Report every line from the following entries that contains the string "manually".

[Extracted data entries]
((
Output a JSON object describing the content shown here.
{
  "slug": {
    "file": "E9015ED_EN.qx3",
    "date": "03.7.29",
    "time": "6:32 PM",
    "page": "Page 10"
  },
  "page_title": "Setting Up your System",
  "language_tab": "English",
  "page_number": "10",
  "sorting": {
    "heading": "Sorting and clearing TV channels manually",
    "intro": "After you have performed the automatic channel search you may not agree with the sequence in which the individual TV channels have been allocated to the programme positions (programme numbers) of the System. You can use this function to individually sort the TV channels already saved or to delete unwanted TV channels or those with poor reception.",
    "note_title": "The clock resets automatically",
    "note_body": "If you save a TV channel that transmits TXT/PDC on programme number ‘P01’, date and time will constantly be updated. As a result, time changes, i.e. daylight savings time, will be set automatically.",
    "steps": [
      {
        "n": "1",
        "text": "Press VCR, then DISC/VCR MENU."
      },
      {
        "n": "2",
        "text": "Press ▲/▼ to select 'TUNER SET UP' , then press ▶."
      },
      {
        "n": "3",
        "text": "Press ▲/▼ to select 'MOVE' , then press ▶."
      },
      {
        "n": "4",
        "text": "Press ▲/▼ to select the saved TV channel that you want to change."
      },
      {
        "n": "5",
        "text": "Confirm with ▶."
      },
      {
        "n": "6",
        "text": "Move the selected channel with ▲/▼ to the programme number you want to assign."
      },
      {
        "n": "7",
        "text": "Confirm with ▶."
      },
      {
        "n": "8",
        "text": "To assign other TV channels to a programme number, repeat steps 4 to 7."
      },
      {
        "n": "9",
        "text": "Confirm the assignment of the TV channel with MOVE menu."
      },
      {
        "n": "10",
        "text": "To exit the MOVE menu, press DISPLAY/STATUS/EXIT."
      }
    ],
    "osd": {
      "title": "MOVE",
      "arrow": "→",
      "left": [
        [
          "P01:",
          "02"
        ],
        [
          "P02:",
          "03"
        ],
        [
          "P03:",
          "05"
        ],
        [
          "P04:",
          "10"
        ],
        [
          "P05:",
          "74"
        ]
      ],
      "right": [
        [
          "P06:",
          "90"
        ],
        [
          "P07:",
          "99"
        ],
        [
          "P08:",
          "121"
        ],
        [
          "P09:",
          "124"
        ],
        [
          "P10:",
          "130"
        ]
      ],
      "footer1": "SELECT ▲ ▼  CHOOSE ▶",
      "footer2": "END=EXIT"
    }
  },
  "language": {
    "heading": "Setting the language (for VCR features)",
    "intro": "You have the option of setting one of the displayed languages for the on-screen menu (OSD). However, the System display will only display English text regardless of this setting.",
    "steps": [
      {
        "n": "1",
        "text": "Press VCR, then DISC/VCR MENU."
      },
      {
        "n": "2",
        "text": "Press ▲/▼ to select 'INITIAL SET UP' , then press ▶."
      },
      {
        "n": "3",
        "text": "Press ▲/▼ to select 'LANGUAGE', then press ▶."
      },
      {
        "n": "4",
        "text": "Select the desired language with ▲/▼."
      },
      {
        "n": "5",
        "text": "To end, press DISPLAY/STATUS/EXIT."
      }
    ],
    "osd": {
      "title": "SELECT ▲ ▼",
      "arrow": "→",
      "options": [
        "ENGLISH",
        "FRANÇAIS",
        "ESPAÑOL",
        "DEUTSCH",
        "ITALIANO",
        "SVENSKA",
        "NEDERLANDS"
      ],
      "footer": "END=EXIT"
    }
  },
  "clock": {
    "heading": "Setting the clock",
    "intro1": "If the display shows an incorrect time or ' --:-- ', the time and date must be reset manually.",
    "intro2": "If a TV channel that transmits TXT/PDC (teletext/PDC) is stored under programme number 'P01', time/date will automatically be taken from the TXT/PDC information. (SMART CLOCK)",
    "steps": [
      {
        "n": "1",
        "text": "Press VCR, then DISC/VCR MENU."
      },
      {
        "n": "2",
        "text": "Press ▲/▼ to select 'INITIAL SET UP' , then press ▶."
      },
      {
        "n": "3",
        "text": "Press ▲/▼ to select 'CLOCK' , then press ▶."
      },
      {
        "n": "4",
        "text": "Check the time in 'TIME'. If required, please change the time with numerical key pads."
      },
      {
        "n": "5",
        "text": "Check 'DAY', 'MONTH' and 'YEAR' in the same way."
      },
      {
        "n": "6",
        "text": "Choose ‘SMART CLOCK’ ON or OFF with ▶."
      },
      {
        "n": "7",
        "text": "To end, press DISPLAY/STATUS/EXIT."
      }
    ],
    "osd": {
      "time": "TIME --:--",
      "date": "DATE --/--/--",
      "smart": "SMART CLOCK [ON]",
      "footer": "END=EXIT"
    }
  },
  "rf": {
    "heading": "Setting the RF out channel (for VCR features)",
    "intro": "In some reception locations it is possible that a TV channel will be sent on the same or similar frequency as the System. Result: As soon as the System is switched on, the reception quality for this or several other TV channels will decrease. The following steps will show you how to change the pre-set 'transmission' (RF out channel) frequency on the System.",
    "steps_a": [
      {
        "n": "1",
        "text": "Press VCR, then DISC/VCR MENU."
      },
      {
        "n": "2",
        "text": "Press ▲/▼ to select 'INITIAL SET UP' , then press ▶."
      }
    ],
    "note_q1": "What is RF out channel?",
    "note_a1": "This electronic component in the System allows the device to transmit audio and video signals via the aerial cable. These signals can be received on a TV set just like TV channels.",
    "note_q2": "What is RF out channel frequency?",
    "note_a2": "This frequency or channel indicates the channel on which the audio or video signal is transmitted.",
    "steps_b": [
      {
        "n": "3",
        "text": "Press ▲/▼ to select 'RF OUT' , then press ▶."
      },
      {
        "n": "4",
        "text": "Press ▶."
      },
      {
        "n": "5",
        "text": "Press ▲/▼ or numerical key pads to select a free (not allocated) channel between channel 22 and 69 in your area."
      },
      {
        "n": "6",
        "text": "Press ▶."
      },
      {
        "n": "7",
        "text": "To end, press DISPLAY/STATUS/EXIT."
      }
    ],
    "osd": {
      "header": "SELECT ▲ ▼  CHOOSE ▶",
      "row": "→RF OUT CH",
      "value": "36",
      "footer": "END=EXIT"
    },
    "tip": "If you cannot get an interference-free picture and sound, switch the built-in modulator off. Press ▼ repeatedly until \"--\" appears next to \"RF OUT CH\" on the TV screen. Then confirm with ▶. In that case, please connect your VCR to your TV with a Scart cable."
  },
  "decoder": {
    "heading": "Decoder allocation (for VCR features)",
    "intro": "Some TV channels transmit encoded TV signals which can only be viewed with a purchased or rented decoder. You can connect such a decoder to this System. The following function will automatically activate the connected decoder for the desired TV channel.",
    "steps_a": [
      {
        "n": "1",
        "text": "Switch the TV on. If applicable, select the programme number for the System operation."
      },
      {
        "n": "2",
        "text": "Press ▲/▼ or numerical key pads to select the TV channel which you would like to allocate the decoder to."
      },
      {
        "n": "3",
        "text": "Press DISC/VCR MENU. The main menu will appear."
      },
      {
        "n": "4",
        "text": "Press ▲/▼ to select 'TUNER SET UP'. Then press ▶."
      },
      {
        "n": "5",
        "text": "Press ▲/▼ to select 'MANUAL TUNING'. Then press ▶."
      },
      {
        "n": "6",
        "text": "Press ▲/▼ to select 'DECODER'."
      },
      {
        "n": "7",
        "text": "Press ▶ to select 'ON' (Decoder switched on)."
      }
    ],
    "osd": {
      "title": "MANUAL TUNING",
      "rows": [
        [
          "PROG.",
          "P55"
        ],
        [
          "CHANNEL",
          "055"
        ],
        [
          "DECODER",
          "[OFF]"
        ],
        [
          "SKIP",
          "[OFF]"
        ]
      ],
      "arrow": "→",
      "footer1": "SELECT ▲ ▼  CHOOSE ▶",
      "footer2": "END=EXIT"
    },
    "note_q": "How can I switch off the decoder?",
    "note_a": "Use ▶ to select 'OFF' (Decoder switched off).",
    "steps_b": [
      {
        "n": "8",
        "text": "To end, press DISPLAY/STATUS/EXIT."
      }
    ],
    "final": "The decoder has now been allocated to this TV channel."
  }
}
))
Response to this task:
    "heading": "Sorting and clearing TV channels manually",
    "intro1": "If the display shows an incorrect time or ' --:-- ', the time and date must be reset manually.",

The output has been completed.